# [About this task]
Go through the data line by line and count the lines that hold "блогер". Reply with the total only.

Source records
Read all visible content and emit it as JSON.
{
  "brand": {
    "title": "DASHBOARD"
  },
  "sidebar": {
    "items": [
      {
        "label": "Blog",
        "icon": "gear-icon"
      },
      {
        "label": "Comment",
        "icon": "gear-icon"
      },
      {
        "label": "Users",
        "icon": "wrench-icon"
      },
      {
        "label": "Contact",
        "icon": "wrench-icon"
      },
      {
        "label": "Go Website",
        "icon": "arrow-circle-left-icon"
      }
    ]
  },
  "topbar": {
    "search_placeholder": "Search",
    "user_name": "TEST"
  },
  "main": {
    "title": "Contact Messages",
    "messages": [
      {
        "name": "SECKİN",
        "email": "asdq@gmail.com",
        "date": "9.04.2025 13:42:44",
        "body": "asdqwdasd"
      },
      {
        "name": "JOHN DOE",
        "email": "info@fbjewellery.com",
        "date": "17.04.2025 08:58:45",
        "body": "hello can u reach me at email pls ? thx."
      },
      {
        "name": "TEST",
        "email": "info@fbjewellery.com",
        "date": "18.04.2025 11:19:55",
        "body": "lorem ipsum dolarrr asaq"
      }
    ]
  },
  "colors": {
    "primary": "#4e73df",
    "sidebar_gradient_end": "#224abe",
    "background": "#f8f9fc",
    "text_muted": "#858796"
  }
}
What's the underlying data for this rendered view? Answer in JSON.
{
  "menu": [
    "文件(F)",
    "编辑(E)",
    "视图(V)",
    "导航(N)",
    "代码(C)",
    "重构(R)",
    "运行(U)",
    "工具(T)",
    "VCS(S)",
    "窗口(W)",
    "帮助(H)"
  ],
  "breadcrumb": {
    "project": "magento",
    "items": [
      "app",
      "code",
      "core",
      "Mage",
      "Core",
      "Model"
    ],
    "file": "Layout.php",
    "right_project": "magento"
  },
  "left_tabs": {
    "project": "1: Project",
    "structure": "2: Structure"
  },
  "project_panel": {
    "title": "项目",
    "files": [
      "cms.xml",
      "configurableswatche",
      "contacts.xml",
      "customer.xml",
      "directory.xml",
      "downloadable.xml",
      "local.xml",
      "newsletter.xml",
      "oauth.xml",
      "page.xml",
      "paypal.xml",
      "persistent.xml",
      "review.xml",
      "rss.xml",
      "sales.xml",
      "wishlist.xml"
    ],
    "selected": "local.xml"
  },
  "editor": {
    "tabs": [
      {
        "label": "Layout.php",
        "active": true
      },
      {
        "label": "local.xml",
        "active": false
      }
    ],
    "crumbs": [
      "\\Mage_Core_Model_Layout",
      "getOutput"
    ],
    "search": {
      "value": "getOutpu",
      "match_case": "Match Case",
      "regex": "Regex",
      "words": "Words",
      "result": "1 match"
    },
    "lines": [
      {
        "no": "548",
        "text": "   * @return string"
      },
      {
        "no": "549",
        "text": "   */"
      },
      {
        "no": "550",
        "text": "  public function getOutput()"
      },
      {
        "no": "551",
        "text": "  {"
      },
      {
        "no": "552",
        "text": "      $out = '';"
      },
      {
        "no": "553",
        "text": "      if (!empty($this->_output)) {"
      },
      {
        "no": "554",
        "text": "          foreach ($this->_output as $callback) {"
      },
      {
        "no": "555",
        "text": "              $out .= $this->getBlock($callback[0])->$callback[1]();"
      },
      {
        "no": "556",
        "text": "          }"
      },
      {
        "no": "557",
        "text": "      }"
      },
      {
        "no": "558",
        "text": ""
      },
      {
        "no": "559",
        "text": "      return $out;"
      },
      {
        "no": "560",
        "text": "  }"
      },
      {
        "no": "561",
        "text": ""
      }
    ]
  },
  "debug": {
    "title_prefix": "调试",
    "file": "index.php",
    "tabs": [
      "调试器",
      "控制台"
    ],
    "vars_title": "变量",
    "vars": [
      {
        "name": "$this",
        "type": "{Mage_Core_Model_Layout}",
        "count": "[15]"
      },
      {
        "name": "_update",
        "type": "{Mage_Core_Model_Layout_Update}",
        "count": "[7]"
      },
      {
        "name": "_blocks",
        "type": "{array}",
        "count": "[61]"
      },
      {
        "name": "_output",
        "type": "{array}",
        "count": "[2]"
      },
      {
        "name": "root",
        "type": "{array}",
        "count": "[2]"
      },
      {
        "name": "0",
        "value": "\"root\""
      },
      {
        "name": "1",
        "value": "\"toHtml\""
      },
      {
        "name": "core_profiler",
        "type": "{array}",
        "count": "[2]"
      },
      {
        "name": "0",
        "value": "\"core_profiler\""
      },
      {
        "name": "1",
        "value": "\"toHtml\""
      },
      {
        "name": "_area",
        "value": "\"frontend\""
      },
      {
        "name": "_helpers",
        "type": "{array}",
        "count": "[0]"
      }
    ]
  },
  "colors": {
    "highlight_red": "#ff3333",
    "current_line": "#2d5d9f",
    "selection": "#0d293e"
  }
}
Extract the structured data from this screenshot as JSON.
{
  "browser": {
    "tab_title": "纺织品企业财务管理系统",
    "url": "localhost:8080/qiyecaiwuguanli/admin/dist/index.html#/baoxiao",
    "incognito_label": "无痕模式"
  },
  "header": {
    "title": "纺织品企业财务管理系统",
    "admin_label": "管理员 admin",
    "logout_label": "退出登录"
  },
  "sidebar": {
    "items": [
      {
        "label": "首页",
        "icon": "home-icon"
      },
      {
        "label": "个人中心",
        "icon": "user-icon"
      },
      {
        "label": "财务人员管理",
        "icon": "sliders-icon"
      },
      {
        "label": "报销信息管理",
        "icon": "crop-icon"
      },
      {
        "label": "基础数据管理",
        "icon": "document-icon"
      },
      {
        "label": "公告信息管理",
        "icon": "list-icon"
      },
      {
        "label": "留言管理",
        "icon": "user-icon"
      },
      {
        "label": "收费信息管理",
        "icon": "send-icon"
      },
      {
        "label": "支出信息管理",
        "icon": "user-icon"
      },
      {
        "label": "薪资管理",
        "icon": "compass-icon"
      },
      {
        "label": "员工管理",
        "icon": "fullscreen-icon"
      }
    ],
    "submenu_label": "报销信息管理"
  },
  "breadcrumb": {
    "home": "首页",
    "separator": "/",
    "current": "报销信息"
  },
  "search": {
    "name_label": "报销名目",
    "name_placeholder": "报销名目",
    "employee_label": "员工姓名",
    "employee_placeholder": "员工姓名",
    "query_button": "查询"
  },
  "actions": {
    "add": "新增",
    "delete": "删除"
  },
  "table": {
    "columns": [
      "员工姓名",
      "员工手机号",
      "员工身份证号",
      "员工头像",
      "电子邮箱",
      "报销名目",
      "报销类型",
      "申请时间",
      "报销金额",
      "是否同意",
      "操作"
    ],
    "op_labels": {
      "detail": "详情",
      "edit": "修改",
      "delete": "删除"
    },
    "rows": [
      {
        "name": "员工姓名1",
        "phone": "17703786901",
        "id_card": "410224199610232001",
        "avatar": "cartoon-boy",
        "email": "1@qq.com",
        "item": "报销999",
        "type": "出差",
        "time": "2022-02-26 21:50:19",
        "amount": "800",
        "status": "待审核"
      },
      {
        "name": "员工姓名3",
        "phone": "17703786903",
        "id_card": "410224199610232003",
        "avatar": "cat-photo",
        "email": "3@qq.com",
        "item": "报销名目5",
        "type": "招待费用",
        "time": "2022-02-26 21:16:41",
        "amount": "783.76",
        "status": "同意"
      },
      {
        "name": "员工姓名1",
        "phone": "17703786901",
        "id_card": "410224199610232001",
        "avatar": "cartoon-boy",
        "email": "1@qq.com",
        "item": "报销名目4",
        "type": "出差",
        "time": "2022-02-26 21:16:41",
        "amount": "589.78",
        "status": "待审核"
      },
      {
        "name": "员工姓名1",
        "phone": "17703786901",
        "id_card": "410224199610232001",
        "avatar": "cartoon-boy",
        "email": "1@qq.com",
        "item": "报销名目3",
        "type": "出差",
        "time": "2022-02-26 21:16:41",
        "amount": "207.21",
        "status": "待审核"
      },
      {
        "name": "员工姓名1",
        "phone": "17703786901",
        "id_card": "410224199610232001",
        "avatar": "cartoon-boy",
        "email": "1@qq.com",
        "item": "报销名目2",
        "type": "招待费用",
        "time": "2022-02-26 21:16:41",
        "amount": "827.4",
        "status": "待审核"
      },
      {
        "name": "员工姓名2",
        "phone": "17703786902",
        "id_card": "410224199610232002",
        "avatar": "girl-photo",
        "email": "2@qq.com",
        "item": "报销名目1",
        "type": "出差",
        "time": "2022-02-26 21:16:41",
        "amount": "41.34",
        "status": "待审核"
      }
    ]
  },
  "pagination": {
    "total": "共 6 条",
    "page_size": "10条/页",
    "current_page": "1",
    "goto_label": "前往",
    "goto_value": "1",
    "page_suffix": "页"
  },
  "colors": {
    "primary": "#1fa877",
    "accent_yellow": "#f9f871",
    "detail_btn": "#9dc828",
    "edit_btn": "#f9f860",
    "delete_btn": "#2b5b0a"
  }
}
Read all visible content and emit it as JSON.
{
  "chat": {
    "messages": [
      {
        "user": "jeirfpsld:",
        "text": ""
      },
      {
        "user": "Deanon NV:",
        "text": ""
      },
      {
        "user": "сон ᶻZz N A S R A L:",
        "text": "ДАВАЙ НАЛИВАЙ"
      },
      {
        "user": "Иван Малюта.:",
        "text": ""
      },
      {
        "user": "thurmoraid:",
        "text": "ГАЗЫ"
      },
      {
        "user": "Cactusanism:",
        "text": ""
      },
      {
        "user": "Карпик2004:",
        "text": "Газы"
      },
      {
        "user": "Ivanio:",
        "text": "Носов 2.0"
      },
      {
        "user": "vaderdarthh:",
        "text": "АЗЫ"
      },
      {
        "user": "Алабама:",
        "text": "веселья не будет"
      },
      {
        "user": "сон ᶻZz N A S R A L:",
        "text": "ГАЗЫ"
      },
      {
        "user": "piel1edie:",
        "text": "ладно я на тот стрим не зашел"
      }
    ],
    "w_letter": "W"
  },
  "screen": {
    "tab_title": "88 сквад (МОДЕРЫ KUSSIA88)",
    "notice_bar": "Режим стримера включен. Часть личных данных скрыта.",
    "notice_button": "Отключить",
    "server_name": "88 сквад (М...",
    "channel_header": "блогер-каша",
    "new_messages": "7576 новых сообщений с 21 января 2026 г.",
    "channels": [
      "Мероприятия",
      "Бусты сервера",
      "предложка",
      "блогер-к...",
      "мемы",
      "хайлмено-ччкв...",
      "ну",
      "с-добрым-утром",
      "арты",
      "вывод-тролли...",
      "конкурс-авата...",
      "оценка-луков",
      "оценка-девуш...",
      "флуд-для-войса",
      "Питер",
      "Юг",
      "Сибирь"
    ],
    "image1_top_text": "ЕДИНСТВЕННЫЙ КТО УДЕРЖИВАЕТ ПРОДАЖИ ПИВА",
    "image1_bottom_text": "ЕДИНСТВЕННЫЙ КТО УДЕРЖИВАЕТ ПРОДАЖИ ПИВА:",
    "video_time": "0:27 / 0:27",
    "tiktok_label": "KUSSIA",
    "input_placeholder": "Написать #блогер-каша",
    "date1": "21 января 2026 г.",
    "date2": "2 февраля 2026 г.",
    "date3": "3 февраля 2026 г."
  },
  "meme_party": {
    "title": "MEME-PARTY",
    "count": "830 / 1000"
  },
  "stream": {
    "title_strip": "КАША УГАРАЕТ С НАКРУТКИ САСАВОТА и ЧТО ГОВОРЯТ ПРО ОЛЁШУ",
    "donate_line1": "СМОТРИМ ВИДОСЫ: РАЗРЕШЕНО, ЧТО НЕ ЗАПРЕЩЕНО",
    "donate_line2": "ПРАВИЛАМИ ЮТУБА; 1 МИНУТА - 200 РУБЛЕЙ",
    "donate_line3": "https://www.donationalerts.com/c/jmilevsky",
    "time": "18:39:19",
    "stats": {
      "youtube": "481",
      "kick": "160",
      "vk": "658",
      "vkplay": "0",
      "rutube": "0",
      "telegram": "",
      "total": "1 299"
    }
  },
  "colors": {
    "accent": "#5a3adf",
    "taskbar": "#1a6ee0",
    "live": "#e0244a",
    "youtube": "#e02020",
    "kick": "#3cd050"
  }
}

# [Answer to the problem]
3